▶ PROVIDED ENTRIES:
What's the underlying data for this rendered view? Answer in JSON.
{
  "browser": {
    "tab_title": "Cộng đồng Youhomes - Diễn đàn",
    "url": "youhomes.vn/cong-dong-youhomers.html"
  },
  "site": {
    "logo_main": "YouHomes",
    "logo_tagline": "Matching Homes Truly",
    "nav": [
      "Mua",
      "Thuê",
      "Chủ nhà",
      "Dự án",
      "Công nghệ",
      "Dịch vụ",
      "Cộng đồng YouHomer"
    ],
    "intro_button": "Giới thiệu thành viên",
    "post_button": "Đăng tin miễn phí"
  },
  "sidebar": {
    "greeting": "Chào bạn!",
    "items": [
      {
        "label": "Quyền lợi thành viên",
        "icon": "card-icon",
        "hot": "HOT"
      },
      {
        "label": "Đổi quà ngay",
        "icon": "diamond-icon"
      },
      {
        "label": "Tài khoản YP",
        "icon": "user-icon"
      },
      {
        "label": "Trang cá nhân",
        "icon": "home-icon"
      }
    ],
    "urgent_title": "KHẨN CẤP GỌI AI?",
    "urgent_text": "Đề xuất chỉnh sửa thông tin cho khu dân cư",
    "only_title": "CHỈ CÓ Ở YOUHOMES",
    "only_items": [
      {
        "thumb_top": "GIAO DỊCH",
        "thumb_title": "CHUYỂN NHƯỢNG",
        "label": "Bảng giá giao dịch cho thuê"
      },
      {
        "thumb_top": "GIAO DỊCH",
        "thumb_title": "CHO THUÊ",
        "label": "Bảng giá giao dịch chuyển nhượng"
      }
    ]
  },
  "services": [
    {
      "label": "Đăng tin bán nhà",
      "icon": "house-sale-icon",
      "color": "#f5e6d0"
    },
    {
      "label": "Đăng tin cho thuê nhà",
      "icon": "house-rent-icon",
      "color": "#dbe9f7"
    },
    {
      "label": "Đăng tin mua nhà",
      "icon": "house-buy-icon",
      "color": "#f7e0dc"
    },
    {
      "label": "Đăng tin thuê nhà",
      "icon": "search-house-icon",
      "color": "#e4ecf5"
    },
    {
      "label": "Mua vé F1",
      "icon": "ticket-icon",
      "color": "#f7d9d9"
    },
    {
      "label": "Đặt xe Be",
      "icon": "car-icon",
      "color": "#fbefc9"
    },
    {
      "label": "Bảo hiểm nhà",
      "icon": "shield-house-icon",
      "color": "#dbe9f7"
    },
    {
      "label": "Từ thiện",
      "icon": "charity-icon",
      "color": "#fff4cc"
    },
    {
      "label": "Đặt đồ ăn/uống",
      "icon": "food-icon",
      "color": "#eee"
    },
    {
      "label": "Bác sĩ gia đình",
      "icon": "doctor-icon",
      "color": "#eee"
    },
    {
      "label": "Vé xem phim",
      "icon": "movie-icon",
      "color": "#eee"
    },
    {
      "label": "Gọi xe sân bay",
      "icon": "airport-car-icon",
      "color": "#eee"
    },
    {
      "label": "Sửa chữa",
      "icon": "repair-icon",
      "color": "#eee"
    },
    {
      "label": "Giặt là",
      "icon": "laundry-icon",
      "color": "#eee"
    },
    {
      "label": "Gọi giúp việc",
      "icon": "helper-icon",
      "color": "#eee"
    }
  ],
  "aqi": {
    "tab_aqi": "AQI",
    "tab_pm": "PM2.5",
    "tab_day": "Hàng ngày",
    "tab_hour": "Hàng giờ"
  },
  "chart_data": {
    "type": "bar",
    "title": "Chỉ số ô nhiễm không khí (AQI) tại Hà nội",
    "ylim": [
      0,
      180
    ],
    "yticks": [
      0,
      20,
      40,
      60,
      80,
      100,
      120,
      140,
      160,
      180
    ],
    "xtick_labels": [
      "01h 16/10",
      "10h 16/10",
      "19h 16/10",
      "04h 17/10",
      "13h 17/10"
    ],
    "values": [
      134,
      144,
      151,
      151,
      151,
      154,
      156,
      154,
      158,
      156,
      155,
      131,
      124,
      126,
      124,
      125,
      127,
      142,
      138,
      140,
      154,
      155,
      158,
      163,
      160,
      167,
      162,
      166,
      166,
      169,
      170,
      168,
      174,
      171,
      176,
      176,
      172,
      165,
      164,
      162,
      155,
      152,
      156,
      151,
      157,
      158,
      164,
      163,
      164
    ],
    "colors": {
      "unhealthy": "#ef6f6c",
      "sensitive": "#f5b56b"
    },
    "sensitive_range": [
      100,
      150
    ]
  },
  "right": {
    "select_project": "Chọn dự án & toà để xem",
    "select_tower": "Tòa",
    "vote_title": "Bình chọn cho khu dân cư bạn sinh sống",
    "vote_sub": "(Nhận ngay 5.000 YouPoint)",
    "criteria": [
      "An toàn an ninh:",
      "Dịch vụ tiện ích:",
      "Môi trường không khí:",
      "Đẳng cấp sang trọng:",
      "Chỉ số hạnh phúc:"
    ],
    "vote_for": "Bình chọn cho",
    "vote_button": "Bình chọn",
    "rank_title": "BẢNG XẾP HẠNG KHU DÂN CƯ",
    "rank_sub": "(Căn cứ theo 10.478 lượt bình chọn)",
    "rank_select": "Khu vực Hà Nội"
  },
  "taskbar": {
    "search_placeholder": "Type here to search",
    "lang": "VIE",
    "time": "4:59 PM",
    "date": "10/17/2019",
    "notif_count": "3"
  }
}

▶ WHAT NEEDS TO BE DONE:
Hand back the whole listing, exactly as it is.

▶ YOUR SOLUTION:
What's the underlying data for this rendered view? Answer in JSON.
{
  "browser": {
    "tab_title": "Cộng đồng Youhomes - Diễn đàn",
    "url": "youhomes.vn/cong-dong-youhomers.html"
  },
  "site": {
    "logo_main": "YouHomes",
    "logo_tagline": "Matching Homes Truly",
    "nav": [
      "Mua",
      "Thuê",
      "Chủ nhà",
      "Dự án",
      "Công nghệ",
      "Dịch vụ",
      "Cộng đồng YouHomer"
    ],
    "intro_button": "Giới thiệu thành viên",
    "post_button": "Đăng tin miễn phí"
  },
  "sidebar": {
    "greeting": "Chào bạn!",
    "items": [
      {
        "label": "Quyền lợi thành viên",
        "icon": "card-icon",
        "hot": "HOT"
      },
      {
        "label": "Đổi quà ngay",
        "icon": "diamond-icon"
      },
      {
        "label": "Tài khoản YP",
        "icon": "user-icon"
      },
      {
        "label": "Trang cá nhân",
        "icon": "home-icon"
      }
    ],
    "urgent_title": "KHẨN CẤP GỌI AI?",
    "urgent_text": "Đề xuất chỉnh sửa thông tin cho khu dân cư",
    "only_title": "CHỈ CÓ Ở YOUHOMES",
    "only_items": [
      {
        "thumb_top": "GIAO DỊCH",
        "thumb_title": "CHUYỂN NHƯỢNG",
        "label": "Bảng giá giao dịch cho thuê"
      },
      {
        "thumb_top": "GIAO DỊCH",
        "thumb_title": "CHO THUÊ",
        "label": "Bảng giá giao dịch chuyển nhượng"
      }
    ]
  },
  "services": [
    {
      "label": "Đăng tin bán nhà",
      "icon": "house-sale-icon",
      "color": "#f5e6d0"
    },
    {
      "label": "Đăng tin cho thuê nhà",
      "icon": "house-rent-icon",
      "color": "#dbe9f7"
    },
    {
      "label": "Đăng tin mua nhà",
      "icon": "house-buy-icon",
      "color": "#f7e0dc"
    },
    {
      "label": "Đăng tin thuê nhà",
      "icon": "search-house-icon",
      "color": "#e4ecf5"
    },
    {
      "label": "Mua vé F1",
      "icon": "ticket-icon",
      "color": "#f7d9d9"
    },
    {
      "label": "Đặt xe Be",
      "icon": "car-icon",
      "color": "#fbefc9"
    },
    {
      "label": "Bảo hiểm nhà",
      "icon": "shield-house-icon",
      "color": "#dbe9f7"
    },
    {
      "label": "Từ thiện",
      "icon": "charity-icon",
      "color": "#fff4cc"
    },
    {
      "label": "Đặt đồ ăn/uống",
      "icon": "food-icon",
      "color": "#eee"
    },
    {
      "label": "Bác sĩ gia đình",
      "icon": "doctor-icon",
      "color": "#eee"
    },
    {
      "label": "Vé xem phim",
      "icon": "movie-icon",
      "color": "#eee"
    },
    {
      "label": "Gọi xe sân bay",
      "icon": "airport-car-icon",
      "color": "#eee"
    },
    {
      "label": "Sửa chữa",
      "icon": "repair-icon",
      "color": "#eee"
    },
    {
      "label": "Giặt là",
      "icon": "laundry-icon",
      "color": "#eee"
    },
    {
      "label": "Gọi giúp việc",
      "icon": "helper-icon",
      "color": "#eee"
    }
  ],
  "aqi": {
    "tab_aqi": "AQI",
    "tab_pm": "PM2.5",
    "tab_day": "Hàng ngày",
    "tab_hour": "Hàng giờ"
  },
  "chart_data": {
    "type": "bar",
    "title": "Chỉ số ô nhiễm không khí (AQI) tại Hà nội",
    "ylim": [
      0,
      180
    ],
    "yticks": [
      0,
      20,
      40,
      60,
      80,
      100,
      120,
      140,
      160,
      180
    ],
    "xtick_labels": [
      "01h 16/10",
      "10h 16/10",
      "19h 16/10",
      "04h 17/10",
      "13h 17/10"
    ],
    "values": [
      134,
      144,
      151,
      151,
      151,
      154,
      156,
      154,
      158,
      156,
      155,
      131,
      124,
      126,
      124,
      125,
      127,
      142,
      138,
      140,
      154,
      155,
      158,
      163,
      160,
      167,
      162,
      166,
      166,
      169,
      170,
      168,
      174,
      171,
      176,
      176,
      172,
      165,
      164,
      162,
      155,
      152,
      156,
      151,
      157,
      158,
      164,
      163,
      164
    ],
    "colors": {
      "unhealthy": "#ef6f6c",
      "sensitive": "#f5b56b"
    },
    "sensitive_range": [
      100,
      150
    ]
  },
  "right": {
    "select_project": "Chọn dự án & toà để xem",
    "select_tower": "Tòa",
    "vote_title": "Bình chọn cho khu dân cư bạn sinh sống",
    "vote_sub": "(Nhận ngay 5.000 YouPoint)",
    "criteria": [
      "An toàn an ninh:",
      "Dịch vụ tiện ích:",
      "Môi trường không khí:",
      "Đẳng cấp sang trọng:",
      "Chỉ số hạnh phúc:"
    ],
    "vote_for": "Bình chọn cho",
    "vote_button": "Bình chọn",
    "rank_title": "BẢNG XẾP HẠNG KHU DÂN CƯ",
    "rank_sub": "(Căn cứ theo 10.478 lượt bình chọn)",
    "rank_select": "Khu vực Hà Nội"
  },
  "taskbar": {
    "search_placeholder": "Type here to search",
    "lang": "VIE",
    "time": "4:59 PM",
    "date": "10/17/2019",
    "notif_count": "3"
  }
}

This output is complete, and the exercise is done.